If you build it, they will come; Infrastructure for a local farm/food system
The importance of agriculture to rural communities cannot be underestimated, and the trend in Sullivan County to nurture local agriculture appears to be headed in the right direction. Two other encouraging examples of infrastructure investment are in the works here, too. Cornell Cooperative Extension will soon build a certified, commercial kitchen to help launch local food entrepreneurs (including farmers) in developing value-added food businesses—tomatoes into tomato sauce, milk into cheese, etc. Plans for a food distribution hub are also well under way with the first phase already funded through a large Rural Business Enterprise Grant to be administered jointly by Sullivan County Industrial Development Agency (IDA) and Hudson Valley Agribusiness Development Corp. Farmers’ markets also are infrastructure, and Sullivan County’s farmers’ markets are doing well.
Without grants from various sources, including especially from government, many of these positive steps to grow agriculture and related businesses here would not be possible.
Now, sadly, some established federal grant programs are in jeopardy because Congress has not been able to get its act together to pass a Farm Bill. After the 2008 Farm Bill expired, Congress was able only to muster the votes to pass a short-term extension, and this extension expired on October 1. Programs like the Farmers Market Promotion Program, which helps farmers; increases customers of fresh, healthy, local food; and generates dollars for local economies, have not been funded since 2012. Other programs are operating with diminished funds, such as the Value-Added Producer Grants that help farmers and local food entrepreneurs acquire working capital and fund business plans to establish viable marketing opportunities.

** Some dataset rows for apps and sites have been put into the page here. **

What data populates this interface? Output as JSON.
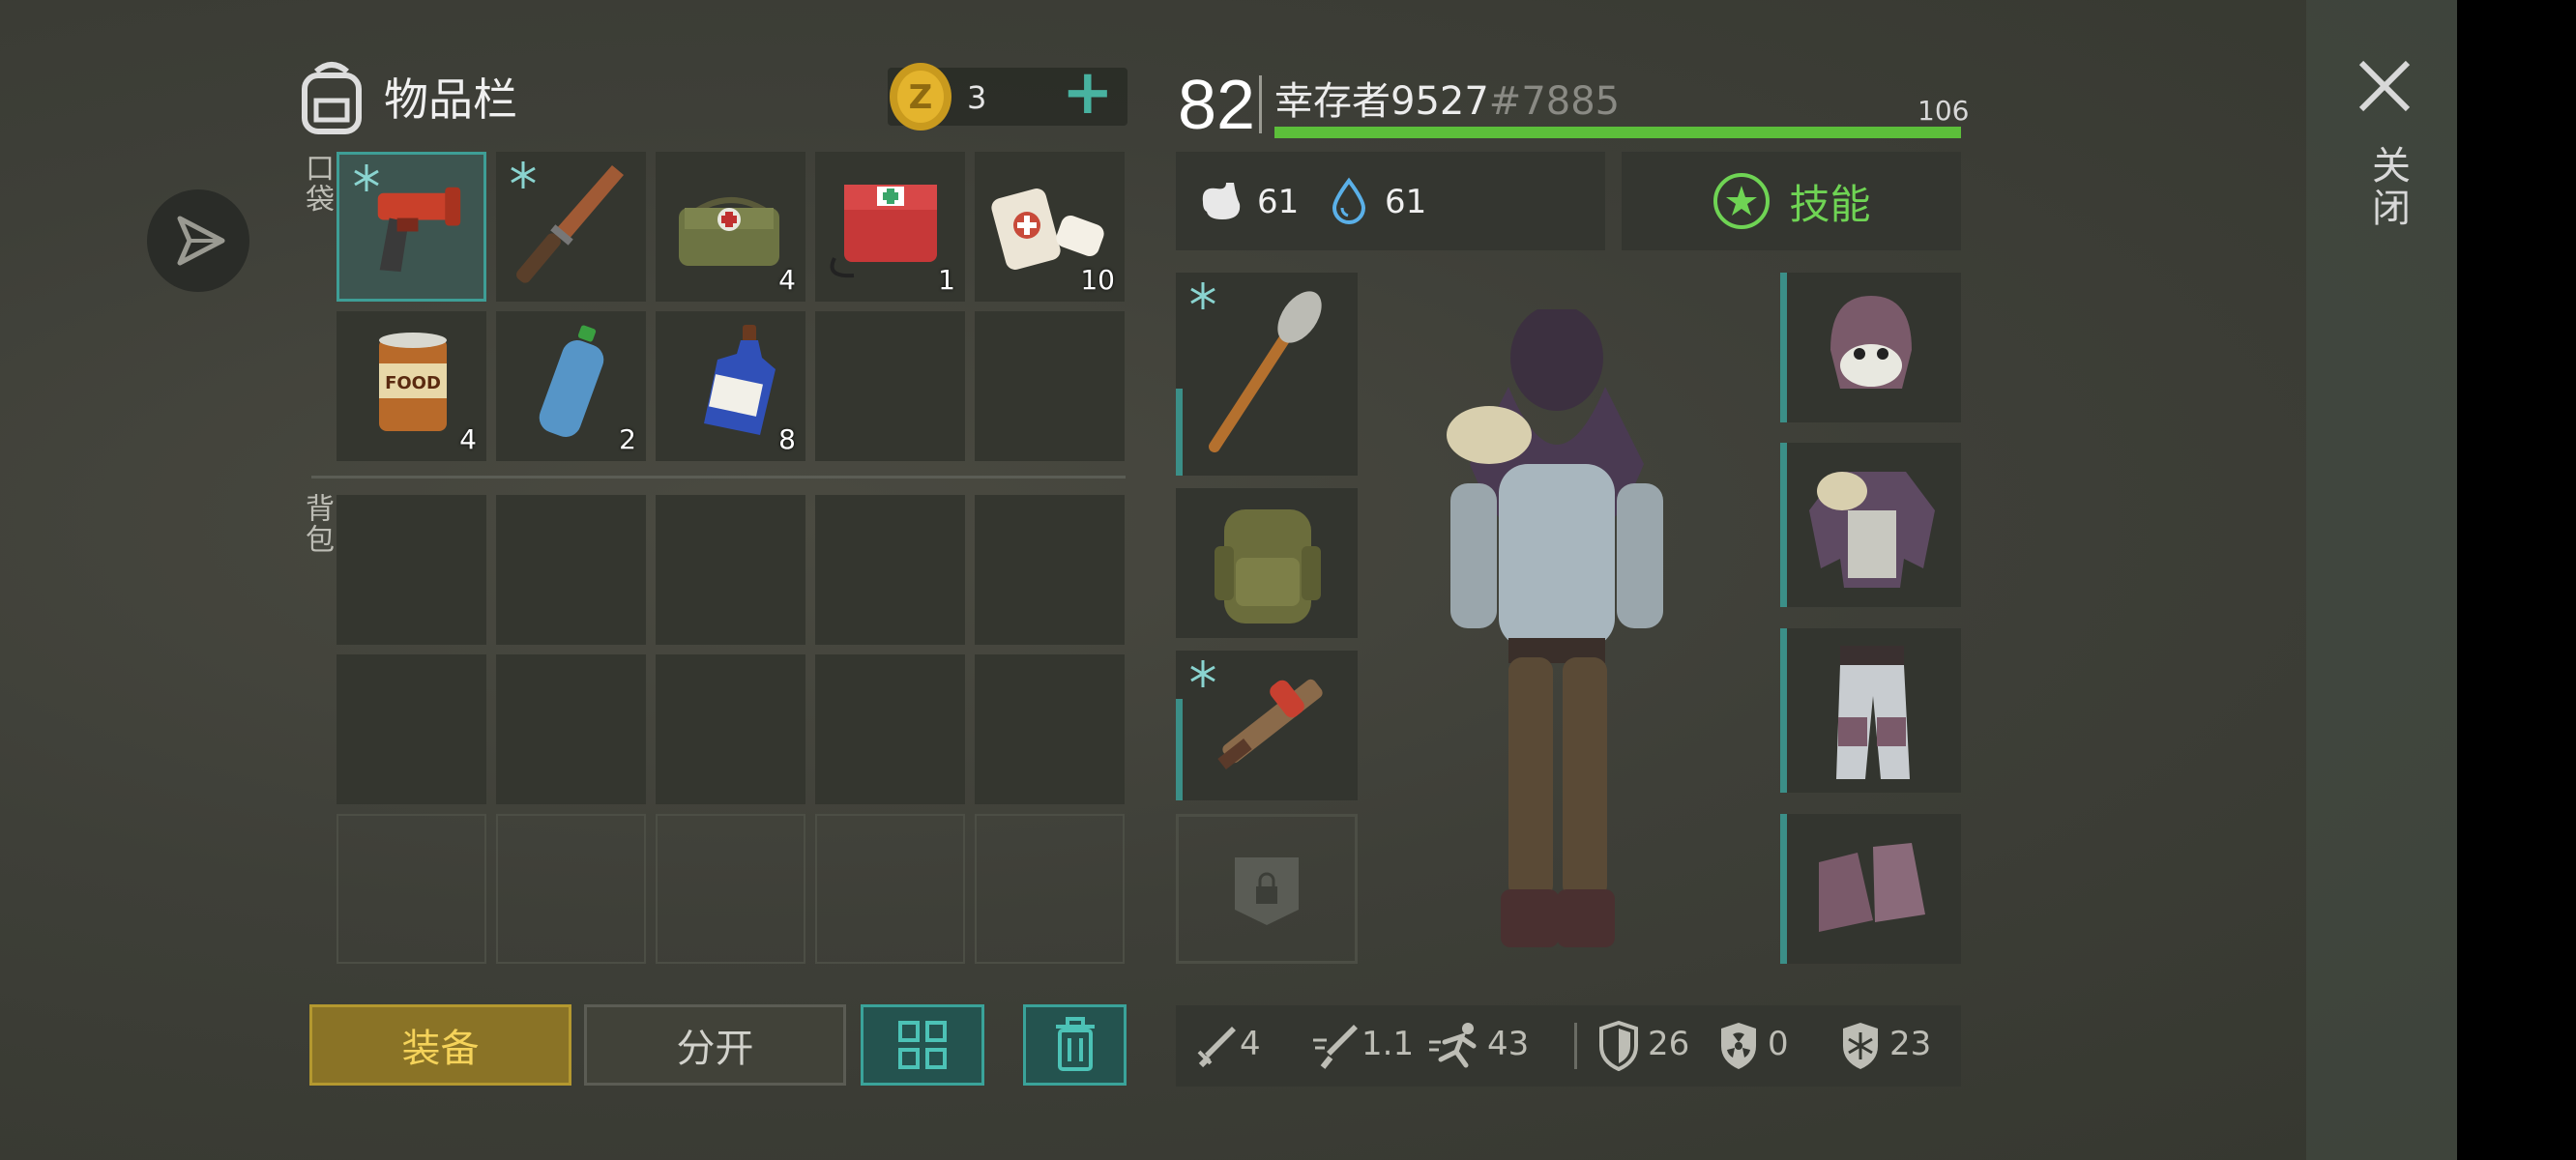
{
  "inventory": {
    "title": "物品栏",
    "coins": "3",
    "plus": "+",
    "pocket_label": "口袋",
    "backpack_label": "背包",
    "pocket_counts": [
      "",
      "",
      "4",
      "1",
      "10",
      "4",
      "2",
      "8"
    ],
    "buttons": {
      "equip": "装备",
      "split": "分开"
    }
  },
  "character": {
    "level": "82",
    "name": "幸存者9527",
    "id": "#7885",
    "hp_max": "106",
    "hp_fraction": 1.0,
    "food": "61",
    "water": "61",
    "skills_label": "技能"
  },
  "stats": {
    "melee": "4",
    "attack_speed": "1.1",
    "speed": "43",
    "armor": "26",
    "radiation": "0",
    "cold": "23"
  },
  "close": {
    "label": "关闭"
  },
  "colors": {
    "accent": "#3e9e96",
    "hp": "#5cbf3a",
    "equip": "#b4982f",
    "skills": "#6fd454"
  }
}
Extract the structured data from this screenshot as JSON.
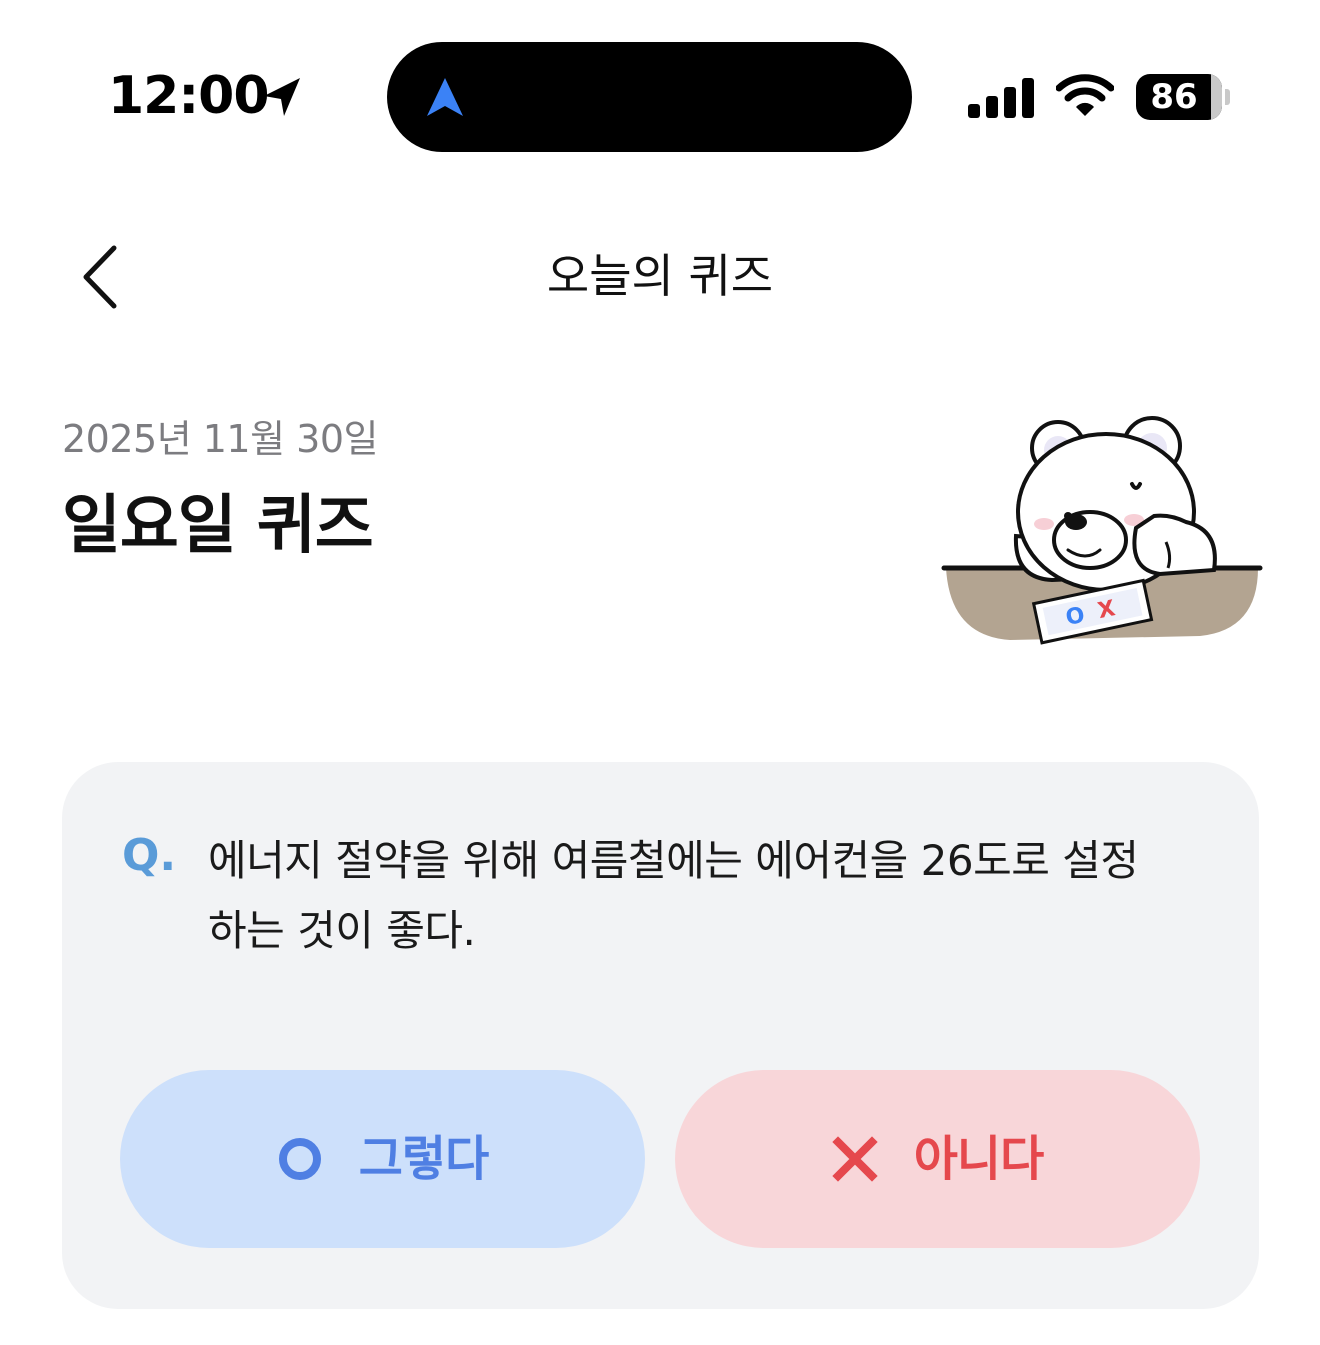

We call on Congress to pass a new farm bill that will continue to support these strong and successful programs and others that promote economic well being for America’s small farm holders and farming communities. State and local governments must also continue to contribute, and various Sullivan County agencies deserve kudos for progress made to date but must keep up the good work.
We believe a bright future lies ahead for farm and farmers in our region, if everyone (including consumers who buy fresh local products) continues to support and invest in farmers.